If Moses can’t hold the 1000 pound barbell, what chance do we have?

What about King David: he defeats Goliath in the Valley of Elah, he defeats the Philistines and returns the ark of the covenant to Jerusalem,  he whom God calls “a man after my own heart”.

Not even David can carry that weight it as he walks along the roof of the palace and sees Bathsheba bathing.

And David as a parent? Solomon becomes the great king, but David’s son, Amnon rapes his half-sister Tamar. David’s son Absalom kills Amnon and then  leads a rebellion against his father. Yet, at Absalom’s death David cries out, “Absalom, Absalom, would that I had died instead of you!”

So what good is the Law if we can’t do it?

Martin Luther, the greatest protestant reformer, says that in our frustration and despair to live the law we finally, by God’s grace, throw ourselves onto the mercy of God in Christ Jesus our Lord.

By God’s grace we turn our lives over to the One who does love God with all his heart, soul, and mind. We surrender ourselves to the One who does love his neighbor as himself.

This is why Jesus starts talking about the Messiah after he gives the summary of the Law: the Messiah is David’s son, but he is also so much greater, that David calls him Lord, the one who sits at the right hand of God Almighty.

Jesus loves God and loves neighbor with the perfect one love from the heart of the Triune God.

 And here’s the thing: Jesus carries the weight of God’s love, which means, beloved, that Jesus loves you and me and the stranger as he loves himself and as he loves God.

The Law drives us to despair as we look inside ourselves and see how weak our love is. Our only hope is to look at how great Christ’s love is for us. We are part of that weight he carries—all the way to the cross, to the empty tomb, all the way into heaven itself.

This is what we must focus on when our conscience is attacking us, when our soul is reminding us of how partial our love of God and neighbor is.


IN a few moments—five of our young people will celebrate the Rite of Manhood and Womanhood.

Their parents will lay their hands on them, acknowledging that their children are entering a new phase on the Journey to Adulthood.

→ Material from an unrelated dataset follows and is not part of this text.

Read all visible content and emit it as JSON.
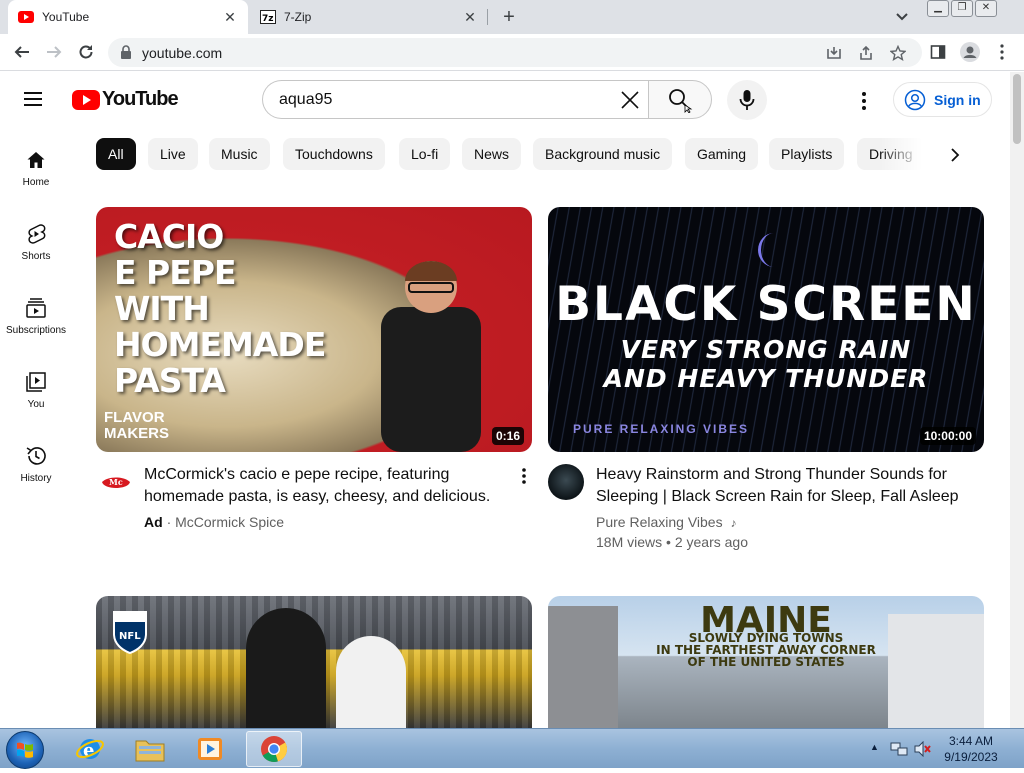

But let’s be clear what is happening: these young people are not saying they no longer need their parents. They are not saying they’re ready to strike out on their own as free actors in the world. And certainly they are not saying they are capable of fulfilling the two great commandments.

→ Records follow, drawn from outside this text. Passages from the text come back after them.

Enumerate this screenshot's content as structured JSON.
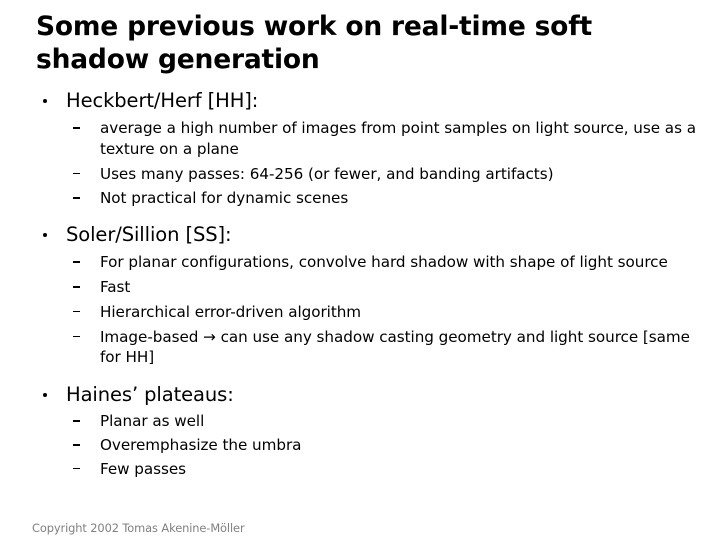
{
  "slide": {
    "title": "Some previous work on real-time soft shadow generation",
    "footer": "Copyright 2002 Tomas Akenine-Möller",
    "colors": {
      "background": "#ffffff",
      "text": "#000000",
      "footer_text": "#808080"
    },
    "groups": [
      {
        "heading": "Heckbert/Herf [HH]:",
        "items": [
          "average a high number of images from point samples on light source, use as a texture on a plane",
          "Uses many passes: 64-256 (or fewer, and banding artifacts)",
          "Not practical for dynamic scenes"
        ]
      },
      {
        "heading": "Soler/Sillion [SS]:",
        "items": [
          "For planar configurations, convolve hard shadow with shape of light source",
          "Fast",
          "Hierarchical error-driven algorithm",
          "Image-based → can use any shadow casting geometry and light source [same for HH]"
        ]
      },
      {
        "heading": "Haines’ plateaus:",
        "items": [
          "Planar as well",
          "Overemphasize the umbra",
          "Few passes"
        ]
      }
    ]
  }
}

What they are saying is that they are willing to take new responsibility for their own lives and to follow Christ, the One who loves them with all the love of their creator. The One who will lead them to become who God creates them to be.

Those of us who remember what it is like to be 13 know these young people are entering a time when they will gain personal power even in the midst of feeling helpless against the powers within them.

They are growing into the awareness that we have every day: Which is the awareness Paul puts this way in Romans 7: He writes:

21 So I find it to be a law that when I want to do what is good, evil lies close at hand.22 For I delight in the law of God in my inmost self, 23 but I see in my members another law at war with the law of my mind, making me captive to the law of sin that dwells in my members. 24 Wretched man that I am! Who will rescue me from this body of death?25

By God’s grace we know this despair. Our prayer for them and for us is that we know the rest of the story—and surrender to it, for Paul goes on to say:

Thanks be to God through Jesus Christ our Lord!

There is therefore now no condemnation for those who are in Christ Jesus. For the law of the Spirit[a] of life in Christ Jesus has set you[b] free from the law of sin and of death.For God has done what the law, weakened by the flesh, could not do: by sending his own Son in the likeness of sinful flesh, and to deal with sin,[c] he condemned sin in the flesh, so that the just requirement of the law might be fulfilled in us, who walk not according to the flesh but according to the Spirit.[d]